India inflation consistently tough to pin down

High inflation is a drag on economic growth in the world’s second most populous country and matters immensely to over 400 million people, or over a third of India’s total population, who struggle to earn enough to feed their families three meals a day.

The particularly volatile nature of inflation in India has confounded policymakers and small business owners and has left economists, who are often running complex statistical models based on a dearth of reliable data, with a poor forecasting record.

To be fair, predicting economic data can be pretty tough in a country where collecting and reporting national statistics is still in its infancy stage. Provisional numbers are often completely revised away.

The latest sharp revisions to historic gross domestic product data, which show that India’s economic performance during the aftermath of the global financial crisis was worse than previously thought, is just one recent example.

Economists have underestimated the pace of monthly wholesale inflation 17 times over the past two years, according to an analysis of Reuters polls.

Lehman plus 365 – and interactive

The anniversary of Lehman Brothers’ collapse on September 15 will doubtlessly bring with it vast numbers of stories about what it all meant. It was, after all, the largest bankruptcy in U.S. history, a marker for the near collapse of the financial system and the trigger for government to pump trillions of dollars into economies to stave off another Great Depression.

We at Reuters will be analysing the fallout, of course, in the traditional way. But we have also launched a special web documentary and interactive timeline to mark the event. Pictures, video, and text all combine — sometimes poignantly — to chart the year of upheaval since the momentous day. 

Quite inconceivable to the founders of Lehman some 158 years ago. But then again, so probably was the collapse.

from From

How has the credit crisis affected you?

The demise of Lehman Brothers a year ago sparked a collapse in financial market confidence and set of a series of reactions that have spread hardship into the four corners of the globe.

Reuters News has charted the key events and their impact in "Times of Crisis" -- a major new multimedia production on (See it here.)

We'd like to add the experiences of Reuters readers. So, if you or your family have been affected by the events of the past year then use the comments section below to share your story.

How good are economists at forecasting CPI?

Market economists are taking a pasting worldwide for not predicting the global financial crisis. But how good is the profession at more bread-and-butter tasks, such as forecasting economic data?


In Australia, Reuters surveys 15-25 economists ahead of each quarterly CPI figure. A check back over analyst forecasts for the past 17 years shows:

    the median forecast mostly gets the direction right, but tends to miss the highs and lows of the cycle the median forecast is pretty close about half the time but about a quarter of the time it’s well off the mark and of those — about 10 percent of the time — it’s not even close 

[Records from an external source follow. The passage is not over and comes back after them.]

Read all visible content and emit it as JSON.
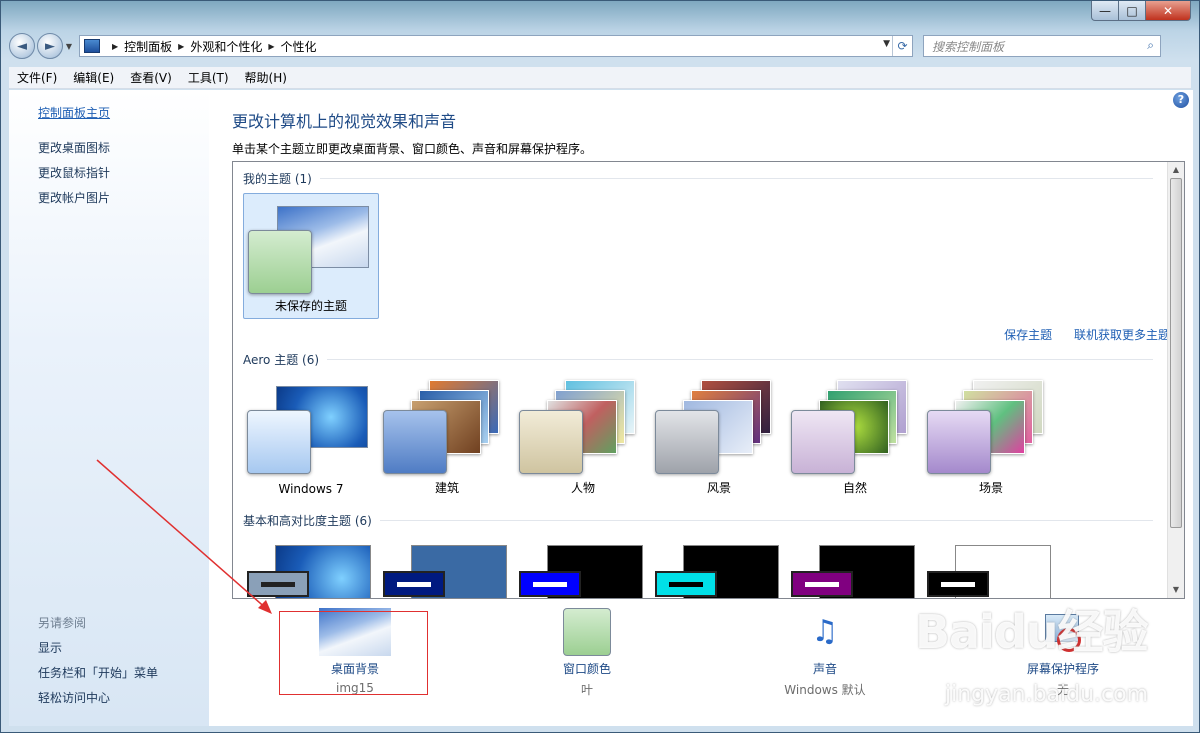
{
  "window": {
    "min": "—",
    "max": "□",
    "close": "✕"
  },
  "nav": {
    "back": "◄",
    "forward": "►",
    "dropdown": "▼",
    "refresh": "⟳"
  },
  "breadcrumb": [
    "控制面板",
    "外观和个性化",
    "个性化"
  ],
  "search": {
    "placeholder": "搜索控制面板",
    "icon": "⌕"
  },
  "menu": [
    "文件(F)",
    "编辑(E)",
    "查看(V)",
    "工具(T)",
    "帮助(H)"
  ],
  "sidebar": {
    "home": "控制面板主页",
    "items": [
      "更改桌面图标",
      "更改鼠标指针",
      "更改帐户图片"
    ],
    "see_also_title": "另请参阅",
    "see_also": [
      "显示",
      "任务栏和「开始」菜单",
      "轻松访问中心"
    ]
  },
  "main": {
    "help": "?",
    "title": "更改计算机上的视觉效果和声音",
    "subtitle": "单击某个主题立即更改桌面背景、窗口颜色、声音和屏幕保护程序。",
    "my_themes": {
      "header": "我的主题 (1)",
      "items": [
        {
          "label": "未保存的主题"
        }
      ]
    },
    "links": {
      "save": "保存主题",
      "online": "联机获取更多主题"
    },
    "aero": {
      "header": "Aero 主题 (6)",
      "items": [
        "Windows 7",
        "建筑",
        "人物",
        "风景",
        "自然",
        "场景"
      ],
      "colors": [
        "#3d8be0",
        "#3f7fc8",
        "#d8cfb4",
        "#b0b4bc",
        "#c7d9a2",
        "#9a80c8"
      ]
    },
    "basic": {
      "header": "基本和高对比度主题 (6)",
      "bg_colors": [
        "#2f78cc",
        "#3a6aa4",
        "#000000",
        "#000000",
        "#000000",
        "#ffffff"
      ],
      "bar_colors": [
        "#8aa0b8",
        "#001a80",
        "#0000ff",
        "#00e0e8",
        "#800080",
        "#000000"
      ],
      "line_colors": [
        "#222222",
        "#ffffff",
        "#ffffff",
        "#000000",
        "#ffffff",
        "#ffffff"
      ]
    }
  },
  "bottom": [
    {
      "label": "桌面背景",
      "value": "img15"
    },
    {
      "label": "窗口颜色",
      "value": "叶"
    },
    {
      "label": "声音",
      "value": "Windows 默认"
    },
    {
      "label": "屏幕保护程序",
      "value": "无"
    }
  ],
  "watermark": {
    "brand": "Baidu经验",
    "url": "jingyan.baidu.com"
  },
  "accent": "#1e4a86",
  "highlight": "#e03030"
}
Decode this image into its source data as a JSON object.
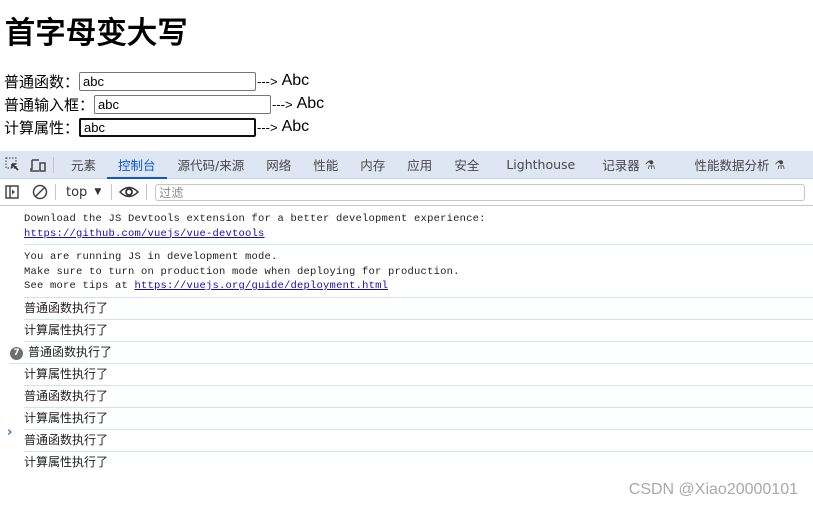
{
  "page": {
    "title": "首字母变大写",
    "rows": [
      {
        "label": "普通函数：",
        "value": "abc",
        "arrow": "--->",
        "output": "Abc"
      },
      {
        "label": "普通输入框：",
        "value": "abc",
        "arrow": "--->",
        "output": "Abc"
      },
      {
        "label": "计算属性：",
        "value": "abc",
        "arrow": "--->",
        "output": "Abc"
      }
    ]
  },
  "devtools": {
    "icons": [
      "inspect-element-icon",
      "device-toolbar-icon"
    ],
    "tabs": [
      {
        "label": "元素",
        "active": false
      },
      {
        "label": "控制台",
        "active": true
      },
      {
        "label": "源代码/来源",
        "active": false
      },
      {
        "label": "网络",
        "active": false
      },
      {
        "label": "性能",
        "active": false
      },
      {
        "label": "内存",
        "active": false
      },
      {
        "label": "应用",
        "active": false
      },
      {
        "label": "安全",
        "active": false
      },
      {
        "label": "Lighthouse",
        "active": false
      },
      {
        "label": "记录器",
        "active": false,
        "experimental": true
      },
      {
        "label": "性能数据分析",
        "active": false,
        "experimental": true
      }
    ],
    "toolbar": {
      "context": "top",
      "filter_placeholder": "过滤"
    },
    "console": {
      "messages": [
        {
          "type": "info",
          "lines": [
            "Download the JS Devtools extension for a better development experience:"
          ],
          "link": "https://github.com/vuejs/vue-devtools"
        },
        {
          "type": "info",
          "lines": [
            "You are running JS in development mode.",
            "Make sure to turn on production mode when deploying for production."
          ],
          "prefix": "See more tips at ",
          "link": "https://vuejs.org/guide/deployment.html"
        }
      ],
      "logs": [
        {
          "text": "普通函数执行了"
        },
        {
          "text": "计算属性执行了"
        },
        {
          "text": "普通函数执行了",
          "count": "7"
        },
        {
          "text": "计算属性执行了"
        },
        {
          "text": "普通函数执行了"
        },
        {
          "text": "计算属性执行了"
        },
        {
          "text": "普通函数执行了"
        },
        {
          "text": "计算属性执行了"
        }
      ],
      "prompt": "›"
    }
  },
  "watermark": "CSDN @Xiao20000101",
  "colors": {
    "accent": "#0b57d0",
    "tabbar_bg": "#dee6f4",
    "link": "#1a0dab",
    "row_separator": "#d3e3f5"
  }
}
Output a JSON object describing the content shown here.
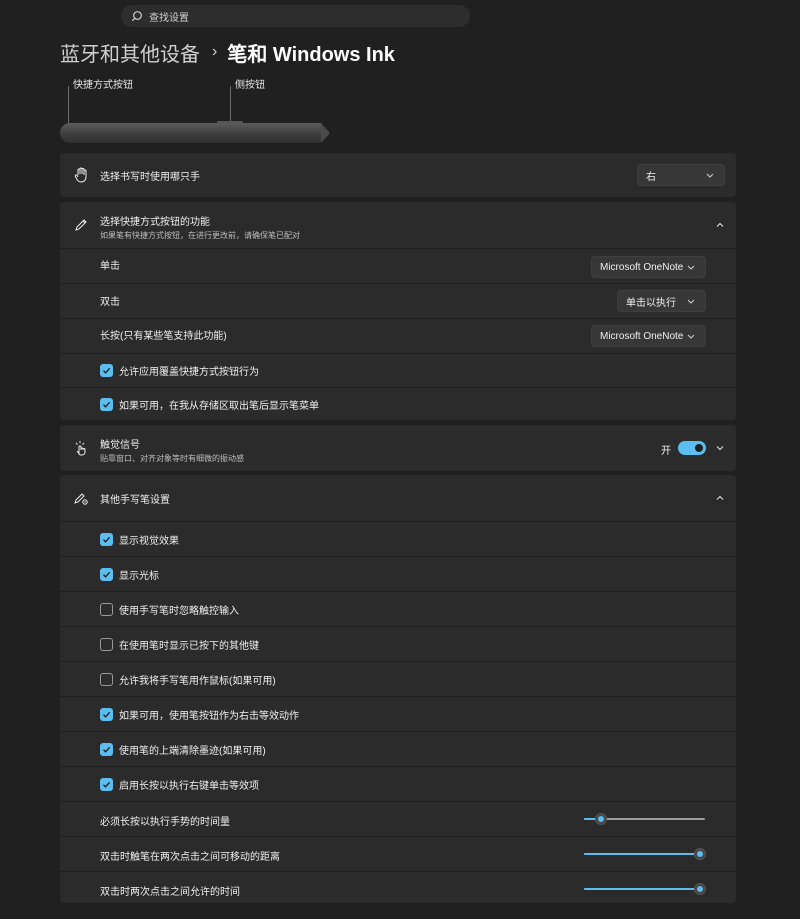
{
  "search": {
    "placeholder": "查找设置"
  },
  "breadcrumb": {
    "parent": "蓝牙和其他设备",
    "separator": "›",
    "current": "笔和 Windows Ink"
  },
  "pen": {
    "shortcut_label": "快捷方式按钮",
    "side_label": "侧按钮"
  },
  "handedness": {
    "label": "选择书写时使用哪只手",
    "value": "右"
  },
  "shortcut": {
    "title": "选择快捷方式按钮的功能",
    "desc": "如果笔有快捷方式按钮，在进行更改前，请确保笔已配对",
    "single_label": "单击",
    "single_value": "Microsoft OneNote",
    "double_label": "双击",
    "double_value": "单击以执行",
    "long_label": "长按(只有某些笔支持此功能)",
    "long_value": "Microsoft OneNote",
    "allow_override": {
      "label": "允许应用覆盖快捷方式按钮行为",
      "checked": true
    },
    "show_menu": {
      "label": "如果可用，在我从存储区取出笔后显示笔菜单",
      "checked": true
    }
  },
  "haptics": {
    "title": "触觉信号",
    "desc": "贴靠窗口、对齐对象等时有细微的振动感",
    "toggle_label": "开",
    "on": true
  },
  "other": {
    "title": "其他手写笔设置",
    "options": [
      {
        "label": "显示视觉效果",
        "checked": true
      },
      {
        "label": "显示光标",
        "checked": true
      },
      {
        "label": "使用手写笔时忽略触控输入",
        "checked": false
      },
      {
        "label": "在使用笔时显示已按下的其他键",
        "checked": false
      },
      {
        "label": "允许我将手写笔用作鼠标(如果可用)",
        "checked": false
      },
      {
        "label": "如果可用，使用笔按钮作为右击等效动作",
        "checked": true
      },
      {
        "label": "使用笔的上端清除墨迹(如果可用)",
        "checked": true
      },
      {
        "label": "启用长按以执行右键单击等效项",
        "checked": true
      }
    ],
    "sliders": [
      {
        "label": "必须长按以执行手势的时间量",
        "value": 0.14
      },
      {
        "label": "双击时触笔在两次点击之间可移动的距离",
        "value": 0.96
      },
      {
        "label": "双击时两次点击之间允许的时间",
        "value": 0.96
      }
    ]
  },
  "colors": {
    "accent": "#5bbdf0",
    "card": "#2b2b2b",
    "background": "#202020"
  }
}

Forecasts matter because financial markets closely watch surveys of analyst expectations for major data, and the consensus forecast is priced into the market well before official figures are released. So any big swings in the exchange rate or bill prices on the day are usually due to whether the result matches expectations, rather than the figure itself.

Meyer: markets likely disappointed

Former Fed Governor Laurence H. Meyer says the Group of Seven will likely be forced to issue a stronger statement than the “plan of action” released Friday night.

“I think this will be a considerable disappointment to the markets that a more signficant and dramatic action isn’t announced at this point. And I would expect it won’t take too long for them to see that it is going to be necessary,” Meyer, now a vice chairman at Macroeconomic Advisers, tells Thomson Reuters Markets Washington Bureau Chief Corbett B. Daly.